You may not only incur damage to your hair, but when you have light-colored hair or are naturally blonde, your hair may show a greenish tint after swimming in a pool.
While some think that chlorine directly causes this tint, it is not so. The tint is from copper, abundant in pool water, getting oxidized by chlorine. This metal oxide is greenish and can show more clearly in light hair.
If you are blonde and suffering from chlorinated hair, you can opt for special shampoos containing Vitamin C or sodium thiosulfate.
Of course, you must follow your shampoo with a deep conditioner to boost moisture levels in your hair.
Overall, you would likely need shampoos and conditioners specific for swimmers, or you can browse below to know how to get chlorine out of hair naturally.
You don’t have to hurry to the nearest mall if you worry about chlorinated hair.

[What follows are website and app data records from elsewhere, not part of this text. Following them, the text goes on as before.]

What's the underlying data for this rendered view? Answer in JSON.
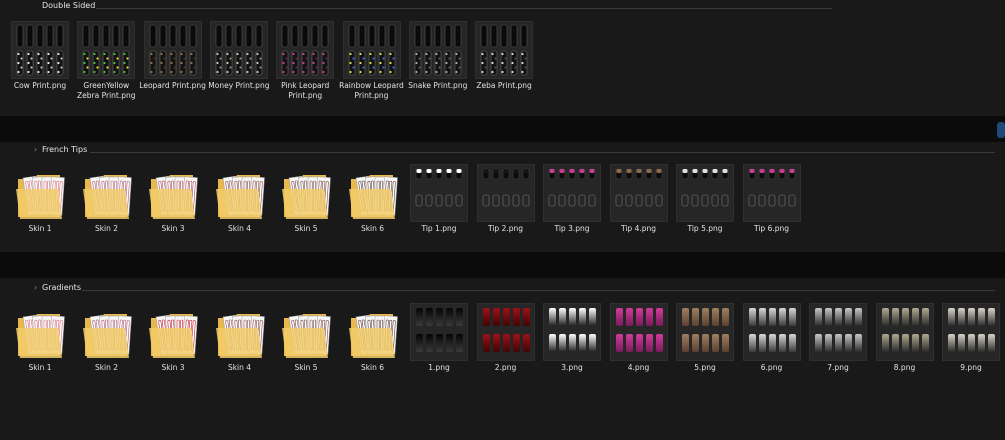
{
  "sections": [
    {
      "title": "Double Sided",
      "items": [
        {
          "label": "Cow Print.png",
          "kind": "double",
          "colors": [
            "#e8e8e8",
            "#bfbfbf"
          ]
        },
        {
          "label": "GreenYellow Zebra Print.png",
          "kind": "double",
          "colors": [
            "#45c437",
            "#e8e23a"
          ]
        },
        {
          "label": "Leopard Print.png",
          "kind": "double",
          "colors": [
            "#9a7446",
            "#4a3218"
          ]
        },
        {
          "label": "Money Print.png",
          "kind": "double",
          "colors": [
            "#c9c9b8",
            "#8c8c7a"
          ]
        },
        {
          "label": "Pink Leopard Print.png",
          "kind": "double",
          "colors": [
            "#d23c9c",
            "#6a1a4e"
          ]
        },
        {
          "label": "Rainbow Leopard Print.png",
          "kind": "double",
          "colors": [
            "#e0e040",
            "#3a6ad0"
          ]
        },
        {
          "label": "Snake Print.png",
          "kind": "double",
          "colors": [
            "#a8a8a8",
            "#5c5c5c"
          ]
        },
        {
          "label": "Zeba Print.png",
          "kind": "double",
          "colors": [
            "#d8d8d8",
            "#4a4a4a"
          ]
        }
      ]
    },
    {
      "title": "French Tips",
      "items": [
        {
          "label": "Skin 1",
          "kind": "folder",
          "colors": [
            "#d46f7a"
          ]
        },
        {
          "label": "Skin 2",
          "kind": "folder",
          "colors": [
            "#b05a74"
          ]
        },
        {
          "label": "Skin 3",
          "kind": "folder",
          "colors": [
            "#a84a5a"
          ]
        },
        {
          "label": "Skin 4",
          "kind": "folder",
          "colors": [
            "#8a4a4a"
          ]
        },
        {
          "label": "Skin 5",
          "kind": "folder",
          "colors": [
            "#7a4a46"
          ]
        },
        {
          "label": "Skin 6",
          "kind": "folder",
          "colors": [
            "#5a3c3a"
          ]
        },
        {
          "label": "Tip 1.png",
          "kind": "tip",
          "colors": [
            "#ffffff"
          ]
        },
        {
          "label": "Tip 2.png",
          "kind": "tip",
          "colors": [
            "#151515"
          ]
        },
        {
          "label": "Tip 3.png",
          "kind": "tip",
          "colors": [
            "#c83c94"
          ]
        },
        {
          "label": "Tip 4.png",
          "kind": "tip",
          "colors": [
            "#8a6a4a"
          ]
        },
        {
          "label": "Tip 5.png",
          "kind": "tip",
          "colors": [
            "#e0e0e0"
          ]
        },
        {
          "label": "Tip 6.png",
          "kind": "tip",
          "colors": [
            "#c83c94"
          ]
        }
      ]
    },
    {
      "title": "Gradients",
      "items": [
        {
          "label": "Skin 1",
          "kind": "folder",
          "colors": [
            "#d46f7a"
          ]
        },
        {
          "label": "Skin 2",
          "kind": "folder",
          "colors": [
            "#b05a74"
          ]
        },
        {
          "label": "Skin 3",
          "kind": "folder",
          "colors": [
            "#c02030"
          ]
        },
        {
          "label": "Skin 4",
          "kind": "folder",
          "colors": [
            "#8a4a4a"
          ]
        },
        {
          "label": "Skin 5",
          "kind": "folder",
          "colors": [
            "#7a4a46"
          ]
        },
        {
          "label": "Skin 6",
          "kind": "folder",
          "colors": [
            "#5a3c3a"
          ]
        },
        {
          "label": "1.png",
          "kind": "grad",
          "colors": [
            "#050505",
            "#3a3a3a"
          ]
        },
        {
          "label": "2.png",
          "kind": "grad",
          "colors": [
            "#a01018",
            "#400606"
          ]
        },
        {
          "label": "3.png",
          "kind": "grad",
          "colors": [
            "#ffffff",
            "#202020"
          ]
        },
        {
          "label": "4.png",
          "kind": "grad",
          "colors": [
            "#d23c9c",
            "#7a1a5a"
          ]
        },
        {
          "label": "5.png",
          "kind": "grad",
          "colors": [
            "#a08060",
            "#5a4030"
          ]
        },
        {
          "label": "6.png",
          "kind": "grad",
          "colors": [
            "#d8d8d8",
            "#3a3a3a"
          ]
        },
        {
          "label": "7.png",
          "kind": "grad",
          "colors": [
            "#c8c8c8",
            "#2a2a2a"
          ]
        },
        {
          "label": "8.png",
          "kind": "grad",
          "colors": [
            "#b0a890",
            "#2a2a2a"
          ]
        },
        {
          "label": "9.png",
          "kind": "grad",
          "colors": [
            "#d8d4c8",
            "#2a2a2a"
          ]
        }
      ]
    }
  ]
}
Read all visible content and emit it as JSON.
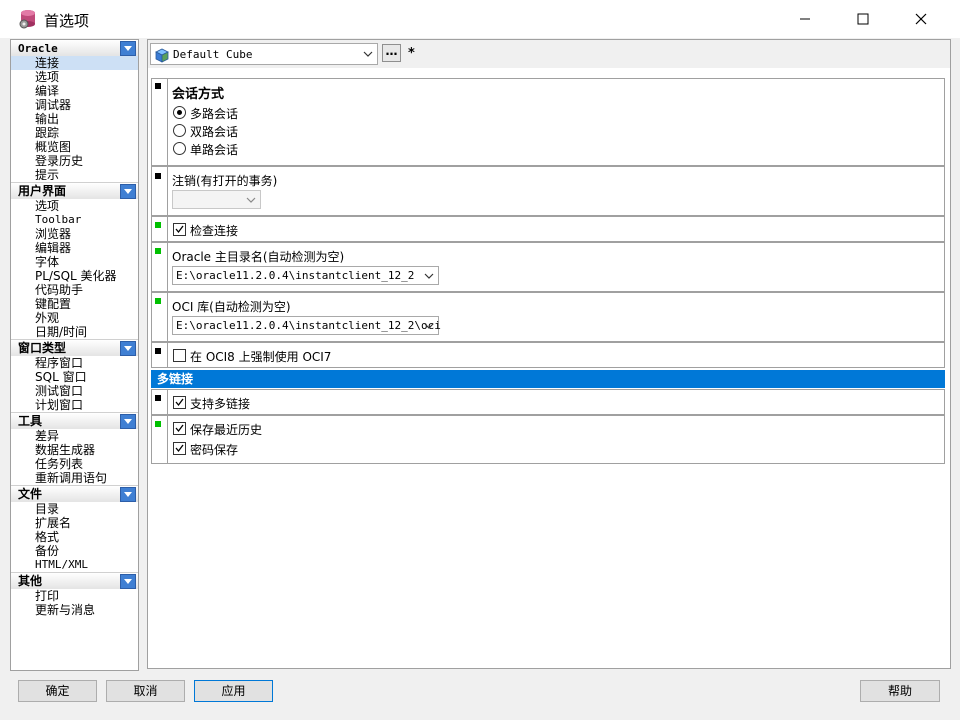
{
  "window": {
    "title": "首选项",
    "icons": {
      "app": "database-gear-icon",
      "minimize": "minimize-icon",
      "maximize": "maximize-icon",
      "close": "close-icon"
    }
  },
  "nav": {
    "oracle": {
      "title": "Oracle",
      "items": [
        "连接",
        "选项",
        "编译",
        "调试器",
        "输出",
        "跟踪",
        "概览图",
        "登录历史",
        "提示"
      ]
    },
    "ui": {
      "title": "用户界面",
      "items": [
        "选项",
        "Toolbar",
        "浏览器",
        "编辑器",
        "字体",
        "PL/SQL 美化器",
        "代码助手",
        "键配置",
        "外观",
        "日期/时间"
      ]
    },
    "wintypes": {
      "title": "窗口类型",
      "items": [
        "程序窗口",
        "SQL 窗口",
        "测试窗口",
        "计划窗口"
      ]
    },
    "tools": {
      "title": "工具",
      "items": [
        "差异",
        "数据生成器",
        "任务列表",
        "重新调用语句"
      ]
    },
    "files": {
      "title": "文件",
      "items": [
        "目录",
        "扩展名",
        "格式",
        "备份",
        "HTML/XML"
      ]
    },
    "other": {
      "title": "其他",
      "items": [
        "打印",
        "更新与消息"
      ]
    },
    "selected": "连接"
  },
  "profile": {
    "value": "Default Cube",
    "ellipsis": "…",
    "modified": "*",
    "icon": "cube-profile-icon"
  },
  "session": {
    "title": "会话方式",
    "options": [
      "多路会话",
      "双路会话",
      "单路会话"
    ],
    "selected_index": 0
  },
  "logoff": {
    "label": "注销(有打开的事务)",
    "value": ""
  },
  "check_connection": {
    "label": "检查连接",
    "checked": true
  },
  "oracle_home": {
    "label": "Oracle 主目录名(自动检测为空)",
    "value": "E:\\oracle11.2.0.4\\instantclient_12_2"
  },
  "oci_lib": {
    "label": "OCI 库(自动检测为空)",
    "value": "E:\\oracle11.2.0.4\\instantclient_12_2\\oci"
  },
  "force_oci7": {
    "label": "在 OCI8 上强制使用 OCI7",
    "checked": false
  },
  "multi": {
    "header": "多链接",
    "support": {
      "label": "支持多链接",
      "checked": true
    },
    "save_history": {
      "label": "保存最近历史",
      "checked": true
    },
    "save_password": {
      "label": "密码保存",
      "checked": true
    }
  },
  "buttons": {
    "ok": "确定",
    "cancel": "取消",
    "apply": "应用",
    "help": "帮助"
  },
  "colors": {
    "accent": "#0078d7",
    "marker_changed": "#00c000",
    "marker_default": "#000000",
    "selection": "#cde0f5"
  }
}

There are DIY options you can follow as an emergency plan.
To save you from searching “how to remove chlorine from hair home remedies,” below are some home staples you can gather quickly and use for chlorine removal.
Sometimes, DIY remedies can seem wacky and out of this world.
And since you are here for any effective suggestion, here’s the wackiest of them all: tomato ketchup! None other than your favorite condiment to resolve your chlorine issues.
When chlorine gets into your hair, the pH of your hair increases; once this happens, the cuticle layer of your hair lifts and causes structural impairment. In simple words, your hair gets frizzy and suffers from breakage.
Tomato ketchup has an acidic pH. Hence, it can balance your hair’s pH to normal levels. Moreover, the red coloring may aid those with light-colored hair that turns greenish after swimming.
Note that this method may leave a weird odor in your hair. If you are sensitive to that, you may proceed to the ACV method instead.
Apple cider vinegar has a stellar reputation in the hair department.
The acidic nature of ACV brings the pH of your hair back to where it's supposed to be. Once you balance the pH, your cuticle layers close up and will not fall to extra damage.
Mix ¼ cup of organic ACV and 1 ½ cups water into a spray bottle. Depending on your preference, you can add an essential oil like lemon or rosemary. After shampooing, spritz your hair with this mixture and leave it for three minutes. You can rinse it afterward with cool water.
ACV is known for removing heavy metal build-up and adding shine, manageability, and smoothness. If you also wonder how to get chlorine out of hair without washing it, carrying a spray bottle of the ACV mixture with you is the key. It’s convenient and helps your hair stay healthy. It’s a win-win!
Note: You can try crushing and diluting vitamin C tablets and using them as a rinse, but it would cost too much, and Vitamin C can be sensitive to light and decompose shortly.
Admittedly, slathering ketchup or precious ACV on your hair may not be the most budget-friendly option. There’s a cheaper but highly effective choice instead: baking soda.
You only need to mix one tablespoon of baking soda and one cup of water in a bowl. Apply it evenly and thoroughly to your hair. Those with lighter hair and a noticeable greenish tint may need to soak the mixture in for several more minutes. Rinse it thoroughly afterward.
Baking soda is extremely drying to the hair. It is also an alkaline product. Doing an ACV rinse is advisable to bring the pH to normal levels. If you already have damaged and brittle hair, this method may not be for you since this can worsen your hair’s situation.
The most surefire way of chlorine removal is relying on commercial products.
Shampoos and conditioners with sodium thiosulfate, citric acid, or antioxidants that neutralize chlorine can help you immediately and with less fuss.
However, if you are the DIY type, ACV rinse and baking soda paste work effectively too.
Whatever your choice for chlorine removal is, always remember to post-hydrate. You can also lessen chlorine exposure through silicone swimming caps or create a barrier by putting on hair oil or a leave-in conditioner before swimming.